The IEG’s description of the FCPF’s third “major achievement” is no more than an explanation that although the FCPF’s “own financial resources have proved insufficient for countries to achieve REDD+ readiness” countries have used the FCPF-supported readiness process to persuade other aid agencies to provide co-financing.
So far, so good (or mediocre, depending on whether your salary comes from 1818 H Street or not). The IEG review’s bad news is broken down into four key points:
- At the launch of the FCPF the Bank stated that “The facility’s ultimate goal is to jump-start a forest carbon market”. Five years later, the carbon markets have collapsed. The IEG comments that,
Whereas the period surrounding the launch of the FCPF was characterized by optimism about the UNFCCC process and increased momentum behind carbon markets, progress at the UNFCCC process has been slower than expected and a financing instrument for REDD+ remains elusive.
The Bank has so far only managed to get two private companies to pledge the minimum contribution of US$5 million to its Carbon Fund. These two make interesting bedfellows, one of the worlds biggest (and most polluting) oil companies and the world’s biggest “environmental” organisation: BP and The Nature Conservancy.
- The IEG notes that, “The FCPF’s is further complicated by ‘over-demand’.” Currently, the FCPF has 36 member countries, with 11 more wanting to join. Meanwhile, five to ten countries are hoping to take part in the Carbon Fund. The IEG raises the question of how the FCPF will “support this expanded demand for services”.
- “REDD+ is a more expensive, complex, and protracted undertaking than was anticipated at the time of the FCPF’s launch,” the IEG writes. What the IEG fails to point out is that this should come as no surprise. The Bank undertook no feasibility study, prepared no business case, and did no market or technical analysis before launching the FCPF in Bali.

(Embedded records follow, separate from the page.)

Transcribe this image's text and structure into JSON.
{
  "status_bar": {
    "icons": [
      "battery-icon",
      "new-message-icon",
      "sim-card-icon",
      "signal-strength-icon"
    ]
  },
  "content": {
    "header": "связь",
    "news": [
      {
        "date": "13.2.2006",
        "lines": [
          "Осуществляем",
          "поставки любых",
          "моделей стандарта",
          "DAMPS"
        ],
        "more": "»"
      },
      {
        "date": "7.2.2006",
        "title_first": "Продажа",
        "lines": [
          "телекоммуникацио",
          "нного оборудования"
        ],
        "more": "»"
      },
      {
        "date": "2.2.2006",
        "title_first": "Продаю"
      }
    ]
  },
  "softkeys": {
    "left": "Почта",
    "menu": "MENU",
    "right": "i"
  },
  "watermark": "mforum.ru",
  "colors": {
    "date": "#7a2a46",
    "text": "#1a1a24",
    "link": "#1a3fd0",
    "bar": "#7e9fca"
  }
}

The FCPF anticipated that US$3.6 million would be adequate to cover the development of readiness strategies, but countries have budgeted an average of four times this amount.

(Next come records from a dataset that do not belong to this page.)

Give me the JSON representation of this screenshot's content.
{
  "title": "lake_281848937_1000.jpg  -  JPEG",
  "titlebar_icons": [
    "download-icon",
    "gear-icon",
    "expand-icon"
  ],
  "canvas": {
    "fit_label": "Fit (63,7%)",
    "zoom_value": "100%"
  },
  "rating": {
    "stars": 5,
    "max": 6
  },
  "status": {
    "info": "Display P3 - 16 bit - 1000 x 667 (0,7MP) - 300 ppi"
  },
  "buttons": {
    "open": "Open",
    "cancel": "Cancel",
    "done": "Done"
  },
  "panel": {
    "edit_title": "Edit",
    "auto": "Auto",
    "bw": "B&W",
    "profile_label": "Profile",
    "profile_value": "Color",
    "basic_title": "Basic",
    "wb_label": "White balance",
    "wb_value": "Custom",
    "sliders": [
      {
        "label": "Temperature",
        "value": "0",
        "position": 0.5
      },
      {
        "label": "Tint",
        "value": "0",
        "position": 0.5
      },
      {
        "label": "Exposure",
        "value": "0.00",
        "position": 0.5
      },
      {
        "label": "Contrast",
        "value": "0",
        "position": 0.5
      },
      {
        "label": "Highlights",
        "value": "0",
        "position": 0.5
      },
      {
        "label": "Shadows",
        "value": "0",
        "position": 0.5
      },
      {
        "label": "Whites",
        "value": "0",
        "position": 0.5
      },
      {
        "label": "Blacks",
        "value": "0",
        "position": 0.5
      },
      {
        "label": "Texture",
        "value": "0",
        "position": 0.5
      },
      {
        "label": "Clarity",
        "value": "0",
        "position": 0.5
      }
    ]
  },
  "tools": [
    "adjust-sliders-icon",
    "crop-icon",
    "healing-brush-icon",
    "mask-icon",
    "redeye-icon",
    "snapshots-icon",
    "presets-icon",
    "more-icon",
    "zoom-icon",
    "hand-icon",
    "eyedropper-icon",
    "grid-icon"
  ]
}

- Only 16 per cent of the paid-in contributions to the Readiness Fund has been disbursed (either to recipient countries or spent by the Facility Management Team on technical support or administration). To make matters worse, the FCPF has so far spent about US$22 million to deliver a total of US$4.9 million in grants. Of this, 70% went to five countries.

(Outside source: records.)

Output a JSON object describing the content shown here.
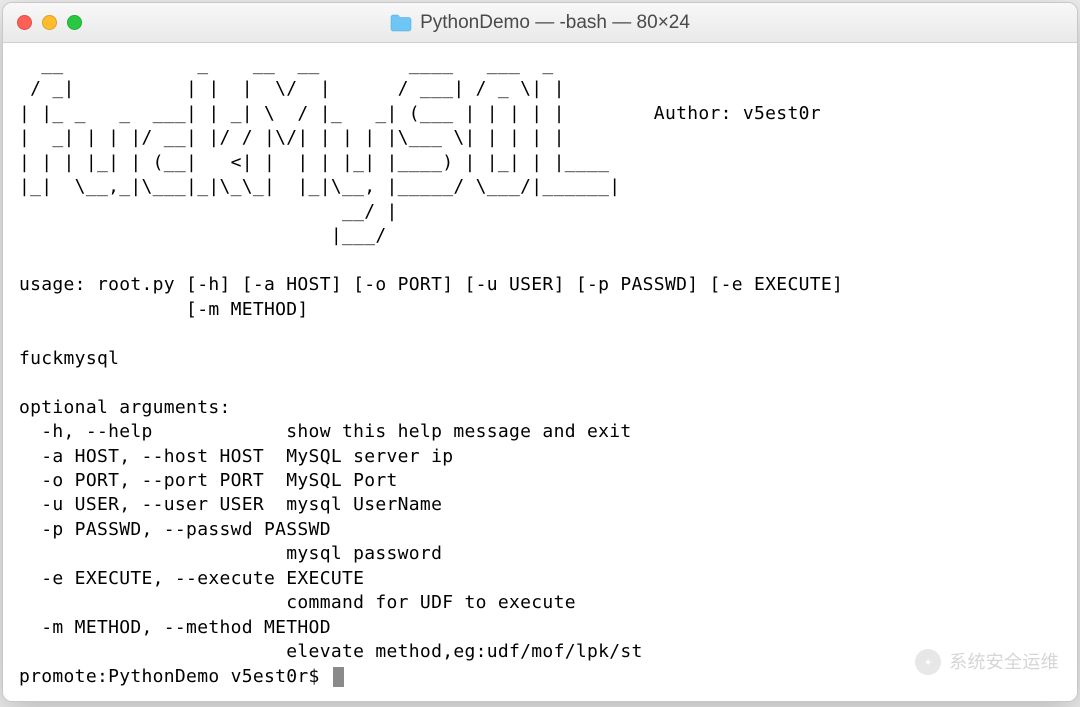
{
  "window": {
    "title": "PythonDemo — -bash — 80×24"
  },
  "ascii_art": "  __            _    __  __        ____   ___  _\n / _|          | |  |  \\/  |      / ___| / _ \\| |\n| |_ _   _  ___| | _| \\  / |_   _| (___ | | | | |        Author: v5est0r\n|  _| | | |/ __| |/ / |\\/| | | | |\\___ \\| | | | |\n| | | |_| | (__|   <| |  | | |_| |____) | |_| | |____\n|_|  \\__,_|\\___|_|\\_\\_|  |_|\\__, |_____/ \\___/|______|\n                             __/ |\n                            |___/",
  "usage_line1": "usage: root.py [-h] [-a HOST] [-o PORT] [-u USER] [-p PASSWD] [-e EXECUTE]",
  "usage_line2": "               [-m METHOD]",
  "prog_name": "fuckmysql",
  "opt_header": "optional arguments:",
  "opt1": "  -h, --help            show this help message and exit",
  "opt2": "  -a HOST, --host HOST  MySQL server ip",
  "opt3": "  -o PORT, --port PORT  MySQL Port",
  "opt4": "  -u USER, --user USER  mysql UserName",
  "opt5a": "  -p PASSWD, --passwd PASSWD",
  "opt5b": "                        mysql password",
  "opt6a": "  -e EXECUTE, --execute EXECUTE",
  "opt6b": "                        command for UDF to execute",
  "opt7a": "  -m METHOD, --method METHOD",
  "opt7b": "                        elevate method,eg:udf/mof/lpk/st",
  "prompt": "promote:PythonDemo v5est0r$ ",
  "watermark": "系统安全运维"
}
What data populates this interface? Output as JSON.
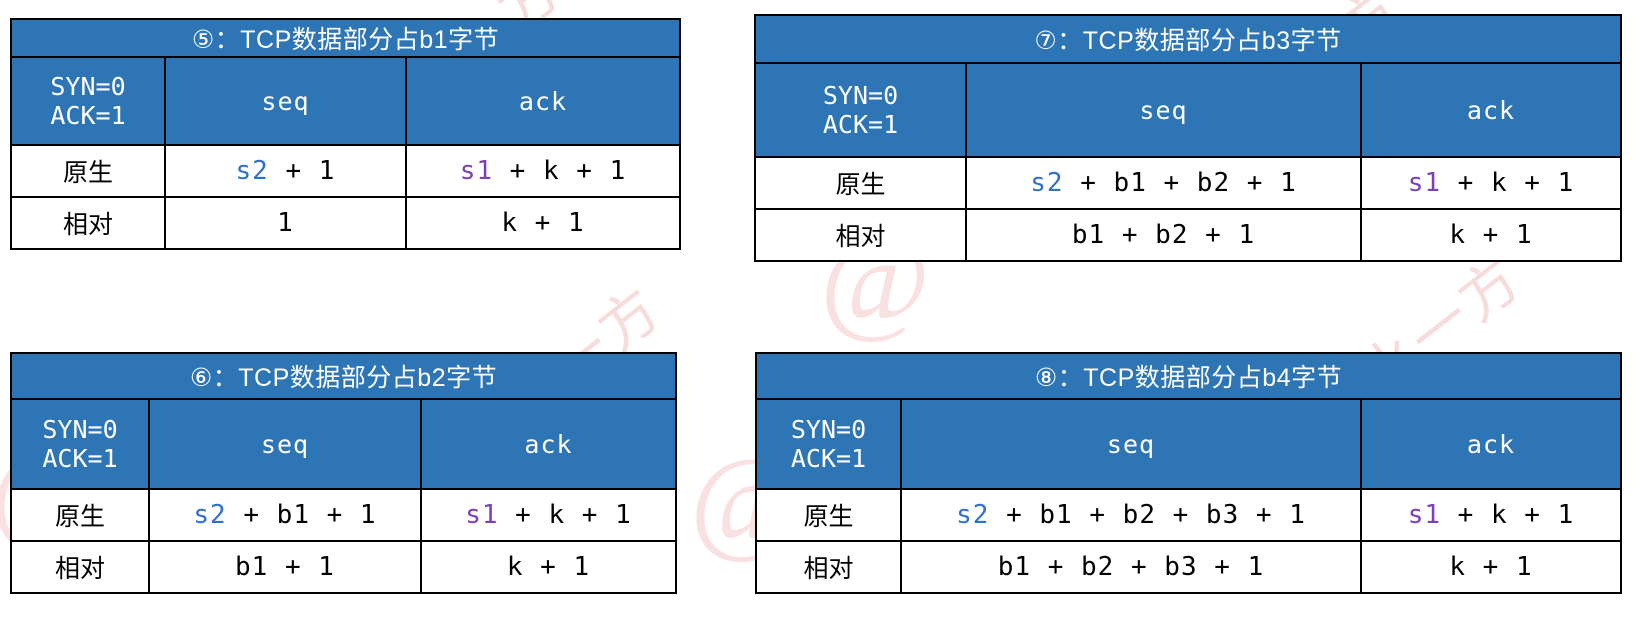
{
  "page": {
    "title_prefix_colon": "：",
    "blue": "#2E75B6",
    "var_s2_color": "#2E6FD0",
    "var_s1_color": "#7B3FB8"
  },
  "watermarks": [
    "在水一方",
    "@水一方",
    "在水一方",
    "@A"
  ],
  "tables": [
    {
      "id": "table-5",
      "title": "⑤：TCP数据部分占b1字节",
      "flag_line1": "SYN=0",
      "flag_line2": "ACK=1",
      "col_seq": "seq",
      "col_ack": "ack",
      "rows": [
        {
          "label": "原生",
          "seq_var": "s2",
          "seq_rest": " + 1",
          "ack_var": "s1",
          "ack_rest": " + k + 1"
        },
        {
          "label": "相对",
          "seq_var": "",
          "seq_rest": "1",
          "ack_var": "",
          "ack_rest": "k + 1"
        }
      ]
    },
    {
      "id": "table-7",
      "title": "⑦：TCP数据部分占b3字节",
      "flag_line1": "SYN=0",
      "flag_line2": "ACK=1",
      "col_seq": "seq",
      "col_ack": "ack",
      "rows": [
        {
          "label": "原生",
          "seq_var": "s2",
          "seq_rest": " + b1 + b2 + 1",
          "ack_var": "s1",
          "ack_rest": " + k + 1"
        },
        {
          "label": "相对",
          "seq_var": "",
          "seq_rest": "b1 + b2 + 1",
          "ack_var": "",
          "ack_rest": "k + 1"
        }
      ]
    },
    {
      "id": "table-6",
      "title": "⑥：TCP数据部分占b2字节",
      "flag_line1": "SYN=0",
      "flag_line2": "ACK=1",
      "col_seq": "seq",
      "col_ack": "ack",
      "rows": [
        {
          "label": "原生",
          "seq_var": "s2",
          "seq_rest": " + b1 + 1",
          "ack_var": "s1",
          "ack_rest": " + k + 1"
        },
        {
          "label": "相对",
          "seq_var": "",
          "seq_rest": "b1 + 1",
          "ack_var": "",
          "ack_rest": "k + 1"
        }
      ]
    },
    {
      "id": "table-8",
      "title": "⑧：TCP数据部分占b4字节",
      "flag_line1": "SYN=0",
      "flag_line2": "ACK=1",
      "col_seq": "seq",
      "col_ack": "ack",
      "rows": [
        {
          "label": "原生",
          "seq_var": "s2",
          "seq_rest": " + b1 + b2 + b3 + 1",
          "ack_var": "s1",
          "ack_rest": " + k + 1"
        },
        {
          "label": "相对",
          "seq_var": "",
          "seq_rest": "b1 + b2 + b3 + 1",
          "ack_var": "",
          "ack_rest": "k + 1"
        }
      ]
    }
  ]
}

The IEG recommends that the FCPF “needs to update and clarify its mission to the World Bank’s Board and to its participating members in relation to the changes that are taking place in the carbon market and with respect to the evolving nature of the Carbon Fund”. This makes sense. FCPF’s achievements have nothing to do with the carbon markets, whereas the problems it has run into are to a large extent a result of its focus on carbon markets.
The IEG also recommends that the World Bank “needs a high-level strategic discussion on its overall approach to REDD” and points out that the Bank “faces a risk to its reputation in case financing does not materialize on the scale envisaged”.
A final recommendation is that the Bank should focus on activities such as “legal and policy support for land tenure and forest governance reforms”. As the IEG notes, such “no regrets” investments and activities are also useful outside of the REDD context.